Instructions to follow: The answer must restate every record word for word.

Excerpts from an interface dataset:
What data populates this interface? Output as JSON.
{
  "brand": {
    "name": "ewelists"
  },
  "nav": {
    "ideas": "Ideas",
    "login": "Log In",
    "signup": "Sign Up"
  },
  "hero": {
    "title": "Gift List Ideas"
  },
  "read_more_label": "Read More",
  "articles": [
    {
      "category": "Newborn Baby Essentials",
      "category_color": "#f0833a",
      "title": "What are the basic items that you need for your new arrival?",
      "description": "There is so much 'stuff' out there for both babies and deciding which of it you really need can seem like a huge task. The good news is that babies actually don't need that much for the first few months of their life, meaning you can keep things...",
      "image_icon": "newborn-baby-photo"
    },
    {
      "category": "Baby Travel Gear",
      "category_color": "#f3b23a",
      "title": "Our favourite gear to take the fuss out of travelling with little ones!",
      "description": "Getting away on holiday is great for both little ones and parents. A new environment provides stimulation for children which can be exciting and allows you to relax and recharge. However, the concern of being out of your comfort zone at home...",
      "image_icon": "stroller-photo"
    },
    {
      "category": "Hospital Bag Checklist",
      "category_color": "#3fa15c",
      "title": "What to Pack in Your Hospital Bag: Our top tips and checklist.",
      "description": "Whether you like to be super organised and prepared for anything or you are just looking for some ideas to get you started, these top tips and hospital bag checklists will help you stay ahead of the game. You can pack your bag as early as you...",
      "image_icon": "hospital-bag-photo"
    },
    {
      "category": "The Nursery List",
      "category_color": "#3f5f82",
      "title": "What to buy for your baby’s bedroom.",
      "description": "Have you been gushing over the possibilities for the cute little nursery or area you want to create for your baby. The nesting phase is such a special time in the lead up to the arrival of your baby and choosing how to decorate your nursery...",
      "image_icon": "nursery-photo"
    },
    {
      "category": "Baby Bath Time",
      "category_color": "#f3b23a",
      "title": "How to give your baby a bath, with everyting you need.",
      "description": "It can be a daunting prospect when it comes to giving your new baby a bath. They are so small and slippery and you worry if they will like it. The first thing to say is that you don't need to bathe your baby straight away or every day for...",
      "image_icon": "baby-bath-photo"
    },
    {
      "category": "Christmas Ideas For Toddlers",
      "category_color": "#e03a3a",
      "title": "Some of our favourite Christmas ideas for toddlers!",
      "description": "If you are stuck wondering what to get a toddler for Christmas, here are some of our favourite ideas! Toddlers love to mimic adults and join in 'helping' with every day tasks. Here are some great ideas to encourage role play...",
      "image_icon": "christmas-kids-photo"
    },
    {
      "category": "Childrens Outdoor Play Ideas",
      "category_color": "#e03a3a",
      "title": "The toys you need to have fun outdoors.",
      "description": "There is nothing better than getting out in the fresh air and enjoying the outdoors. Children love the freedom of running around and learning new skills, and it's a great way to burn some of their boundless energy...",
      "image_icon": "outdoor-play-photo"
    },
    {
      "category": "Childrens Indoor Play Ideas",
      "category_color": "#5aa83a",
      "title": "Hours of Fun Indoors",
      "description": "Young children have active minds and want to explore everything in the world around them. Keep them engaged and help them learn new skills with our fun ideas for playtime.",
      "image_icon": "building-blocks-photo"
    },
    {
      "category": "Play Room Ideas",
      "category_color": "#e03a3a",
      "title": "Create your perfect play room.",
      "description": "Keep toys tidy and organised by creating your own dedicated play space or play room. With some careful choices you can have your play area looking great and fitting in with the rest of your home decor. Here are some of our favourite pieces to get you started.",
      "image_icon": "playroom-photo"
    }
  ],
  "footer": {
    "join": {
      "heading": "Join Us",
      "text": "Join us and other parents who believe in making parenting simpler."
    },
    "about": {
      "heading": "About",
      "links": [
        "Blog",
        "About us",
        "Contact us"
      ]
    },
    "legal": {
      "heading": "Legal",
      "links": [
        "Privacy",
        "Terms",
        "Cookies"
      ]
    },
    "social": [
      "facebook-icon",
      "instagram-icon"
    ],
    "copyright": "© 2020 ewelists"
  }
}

Output of the task:
What data populates this interface? Output as JSON.
{
  "brand": {
    "name": "ewelists"
  },
  "nav": {
    "ideas": "Ideas",
    "login": "Log In",
    "signup": "Sign Up"
  },
  "hero": {
    "title": "Gift List Ideas"
  },
  "read_more_label": "Read More",
  "articles": [
    {
      "category": "Newborn Baby Essentials",
      "category_color": "#f0833a",
      "title": "What are the basic items that you need for your new arrival?",
      "description": "There is so much 'stuff' out there for both babies and deciding which of it you really need can seem like a huge task. The good news is that babies actually don't need that much for the first few months of their life, meaning you can keep things...",
      "image_icon": "newborn-baby-photo"
    },
    {
      "category": "Baby Travel Gear",
      "category_color": "#f3b23a",
      "title": "Our favourite gear to take the fuss out of travelling with little ones!",
      "description": "Getting away on holiday is great for both little ones and parents. A new environment provides stimulation for children which can be exciting and allows you to relax and recharge. However, the concern of being out of your comfort zone at home...",
      "image_icon": "stroller-photo"
    },
    {
      "category": "Hospital Bag Checklist",
      "category_color": "#3fa15c",
      "title": "What to Pack in Your Hospital Bag: Our top tips and checklist.",
      "description": "Whether you like to be super organised and prepared for anything or you are just looking for some ideas to get you started, these top tips and hospital bag checklists will help you stay ahead of the game. You can pack your bag as early as you...",
      "image_icon": "hospital-bag-photo"
    },
    {
      "category": "The Nursery List",
      "category_color": "#3f5f82",
      "title": "What to buy for your baby’s bedroom.",
      "description": "Have you been gushing over the possibilities for the cute little nursery or area you want to create for your baby. The nesting phase is such a special time in the lead up to the arrival of your baby and choosing how to decorate your nursery...",
      "image_icon": "nursery-photo"
    },
    {
      "category": "Baby Bath Time",
      "category_color": "#f3b23a",
      "title": "How to give your baby a bath, with everyting you need.",
      "description": "It can be a daunting prospect when it comes to giving your new baby a bath. They are so small and slippery and you worry if they will like it. The first thing to say is that you don't need to bathe your baby straight away or every day for...",
      "image_icon": "baby-bath-photo"
    },
    {
      "category": "Christmas Ideas For Toddlers",
      "category_color": "#e03a3a",
      "title": "Some of our favourite Christmas ideas for toddlers!",
      "description": "If you are stuck wondering what to get a toddler for Christmas, here are some of our favourite ideas! Toddlers love to mimic adults and join in 'helping' with every day tasks. Here are some great ideas to encourage role play...",
      "image_icon": "christmas-kids-photo"
    },
    {
      "category": "Childrens Outdoor Play Ideas",
      "category_color": "#e03a3a",
      "title": "The toys you need to have fun outdoors.",
      "description": "There is nothing better than getting out in the fresh air and enjoying the outdoors. Children love the freedom of running around and learning new skills, and it's a great way to burn some of their boundless energy...",
      "image_icon": "outdoor-play-photo"
    },
    {
      "category": "Childrens Indoor Play Ideas",
      "category_color": "#5aa83a",
      "title": "Hours of Fun Indoors",
      "description": "Young children have active minds and want to explore everything in the world around them. Keep them engaged and help them learn new skills with our fun ideas for playtime.",
      "image_icon": "building-blocks-photo"
    },
    {
      "category": "Play Room Ideas",
      "category_color": "#e03a3a",
      "title": "Create your perfect play room.",
      "description": "Keep toys tidy and organised by creating your own dedicated play space or play room. With some careful choices you can have your play area looking great and fitting in with the rest of your home decor. Here are some of our favourite pieces to get you started.",
      "image_icon": "playroom-photo"
    }
  ],
  "footer": {
    "join": {
      "heading": "Join Us",
      "text": "Join us and other parents who believe in making parenting simpler."
    },
    "about": {
      "heading": "About",
      "links": [
        "Blog",
        "About us",
        "Contact us"
      ]
    },
    "legal": {
      "heading": "Legal",
      "links": [
        "Privacy",
        "Terms",
        "Cookies"
      ]
    },
    "social": [
      "facebook-icon",
      "instagram-icon"
    ],
    "copyright": "© 2020 ewelists"
  }
}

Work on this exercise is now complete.